The Carson City School Board of Trustees selected the Nevada Association of School Boards as its third-party consultant of choice in hiring its next superintendent Tuesday after reviewing three proposals under consideration.
Current Superintendent Richard Stokes has announced he will retire in June.
Board President Joe Cacioppo on Sept. 14 suggested delaying its decision to give members more time to review proposals submitted by two national firms, GR Recruiting in Arizona and McPherson & Jacobson in Omaha, Neb., as well as NASB, based in Sparks.
Cacioppo said he had received a fourth proposal on Tuesday, but it was after the deadline for inclusion in the board materials and said it was still important to consider the original three proposals at hand.
With the cost for selecting the proposal not to exceed $19,050, GR Recruiting offered its services for a base fee of $15,000 with a travel estimate of $1,500 and an advertising estimate of $1,500. McPherson & Jacobson was offering a base fee of $19,050, with its travel estimate and advertising fees included.

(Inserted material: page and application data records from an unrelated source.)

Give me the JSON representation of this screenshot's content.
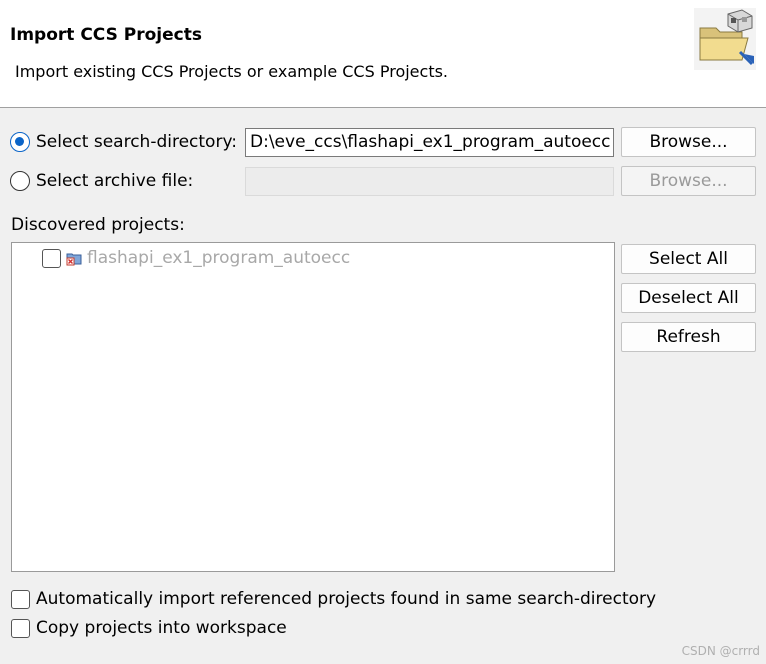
{
  "header": {
    "title": "Import CCS Projects",
    "description": "Import existing CCS Projects or example CCS Projects."
  },
  "search_directory": {
    "label": "Select search-directory:",
    "value": "D:\\eve_ccs\\flashapi_ex1_program_autoecc",
    "checked": true,
    "browse_label": "Browse..."
  },
  "archive_file": {
    "label": "Select archive file:",
    "value": "",
    "checked": false,
    "browse_label": "Browse..."
  },
  "discovered": {
    "label": "Discovered projects:",
    "projects": [
      {
        "name": "flashapi_ex1_program_autoecc",
        "checked": false,
        "icon": "ccs-project-error-icon"
      }
    ],
    "select_all_label": "Select All",
    "deselect_all_label": "Deselect All",
    "refresh_label": "Refresh"
  },
  "options": {
    "auto_import_label": "Automatically import referenced projects found in same search-directory",
    "copy_label": "Copy projects into workspace"
  },
  "watermark": "CSDN @crrrd",
  "colors": {
    "radio_accent": "#0a64c8",
    "disabled_text": "#a8a8a8",
    "header_bg": "#ffffff",
    "body_bg": "#f0f0f0"
  }
}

NASB offered to assist at a fee of $9,500 with travel included and did not indicate its advertising costs.
Cacioppo on Tuesday said the notion to hire a consultant was to ensure the next superintendent would be vetted well enough to fit into the community.
“The hope is we will find someone, in or out of the district, who meets the qualifications, who has the temperament we’re looking for, hopefully to serve as our next superintendent upon our current superintendent’s date of retirement, which will occur in June 2022,” he said.
Trustee Mike Walker supported the use of NASB and Executive Director Debb Oliver as the local organization who might best respond to Carson City’s needs.
“I don’t think we want it to be that complicated,” Walker said. “We know Debb, we can get her on the phone. We know that she understands Nevada, which both of the other proposals have limited experience in the state. So, in my mind, it’s an economical choice and the logical choice.”
Trustee Don Carine said it would be important to have someone “who wants to be here.”
Cacioppo said it should be a priority to cast a wider net and make sure quality candidates are identified on a national level. He added public concerns have been raised about proper screening since candidates often look good on paper but might not be as polished in person or bring the hometown feel that is desired in Carson City amongst other traits.
The board also remained wary about conducting long surveys and turning off stakeholders in the community input process.
Trustee Stacie Wilke-McCulloch later added she hoped to see some of the district’s own employees apply for the position.
The item raised concerns from local residents prior to the vote. Resident Kevin Schwartz said NASB’s offer for its services “seems to be underbid” at $9,500, suggesting that at an estimate of $100 per hour, this amounts to 95 hours, or about two and a half weeks of work.
Trustee Stacie Wilke-McCulloch replied that the board gets a better rate as a member of the association.
Resident Greg McMenamy agreed that looking for someone locally versus national candidates would help the district to stretch its money further and said he appreciated its willingness to use a Nevada-based firm.
The board approved its motion to hire NASB at its proposed fee of $9,500 in a vote of 7-0.